Johnson keeps 15th district in victory over Gill for second time by large percentage

Dr. David Gill, a Democratic candidate running for Congress in the 15th district of Illinois, calls his opponent Tim Johnson to give his congratulations Tuesday evening. Gill decided to concede after it became clear he could no longer win. Aaron Facemire

Dr. David Gill, a Democratic candidate running for Congress in the 15th district of Illinois, calls his opponent Tim Johnson to give his congratulations Tuesday evening. Gill decided to concede after it became clear he could no longer win. Aaron Facemire

By Daily Illini Staff Report

As the votes poured in Monday night, 15th District Congressional candidate David Gill’s tie slid a little lower on his neck.

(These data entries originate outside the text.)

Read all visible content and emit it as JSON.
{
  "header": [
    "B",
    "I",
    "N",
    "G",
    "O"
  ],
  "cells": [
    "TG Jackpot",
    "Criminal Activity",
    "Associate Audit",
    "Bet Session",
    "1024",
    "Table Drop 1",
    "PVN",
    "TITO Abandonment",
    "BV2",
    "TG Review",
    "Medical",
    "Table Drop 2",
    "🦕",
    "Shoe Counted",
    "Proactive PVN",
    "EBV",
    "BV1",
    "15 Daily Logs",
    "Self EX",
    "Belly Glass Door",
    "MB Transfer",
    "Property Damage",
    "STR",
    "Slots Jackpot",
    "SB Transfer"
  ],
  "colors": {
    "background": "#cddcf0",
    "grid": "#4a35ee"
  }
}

He unbuttoned the top button of his white dress shirt and rolled up his sleeves, sporting an easy smile all the while, but Gill could not stop the sweat from blossoming on his brow.

It was that kind of night.

Republican incumbent Tim Johnson soundly defeated Gill for the second time in two years, retaining his congressional seat.

Johnson took home 60 percent of the vote to 40 percent for Gill, a margin of victory only slightly smaller than the 2004 election, when Johnson claimed 61 percent.

Johnson’s victory preserved his perfect record in elections, dating back to his initial campaign for the state house in 1976.

“It appears now nationally . that this is less than a stellar year for Republicans around the country, but I’m very, very grateful and frankly humbled to have received the margin (I had),” Johnson said.

In his acceptance speech, Johnson said that the past two years had been some of the most divisive in American history and he hoped Congress could work in a spirit of amiable discourse.

Though Gill conceded to Johnson’s win, his speech was similarly upbeat.

“I wish we had won, but (I feel) mostly gratified for all the people who made it a race that was a near victory,” Gill said. “(It was) a very grassroots campaign that a lot of people nearly turned into a win against an incumbent congressman.”

Gill held out hope even after the media called the race in Johnson’s favor shortly before 11 o’clock, but it soon became clear that Johnson had a comfortable lead.

In the campaign, Gill championed a national health-care program and the immediate removal of troops from Iraq, while Johnson campaigned on a platform of avoiding taxes, promoting growth and constituent services.

Gill said he would consider running again in 2008, but that it was too early to make a decision.

“I wouldn’t rule it out,” he said. “I’ll assess these results and give it some thought over the next several weeks.”

The Democrat held his election night party at his campaign treasurer’s house, where senior citizens mingled with college students sporting yellow buttons and t-shirts.

The laid-back atmosphere was indicative of the everyman, non-politician attitude Gill tried to exude in his campaign.

In the next two years, Johnson said he hoped to work effectively with the Democrats that have gained a majority in the House.

He said he would not retreat from his party affiliation, but he would put his conscience and the concerns of his district first.

For his part, Gill extended good wishes to Johnson and said he was ready to get away from the campaign trail.

“I wish Mr. Johnson well and I hope he does a good job of looking out for the interests of his constituents,” Gill said. “(I’m looking forward to getting) back to my regular life, get back to working in the E.R. and taking care of my wife and kids.”

Daily Illini Staff Writers Matt Spartz, Eric Chima, Megan McNamara and Kathleen Foody contributed to this report.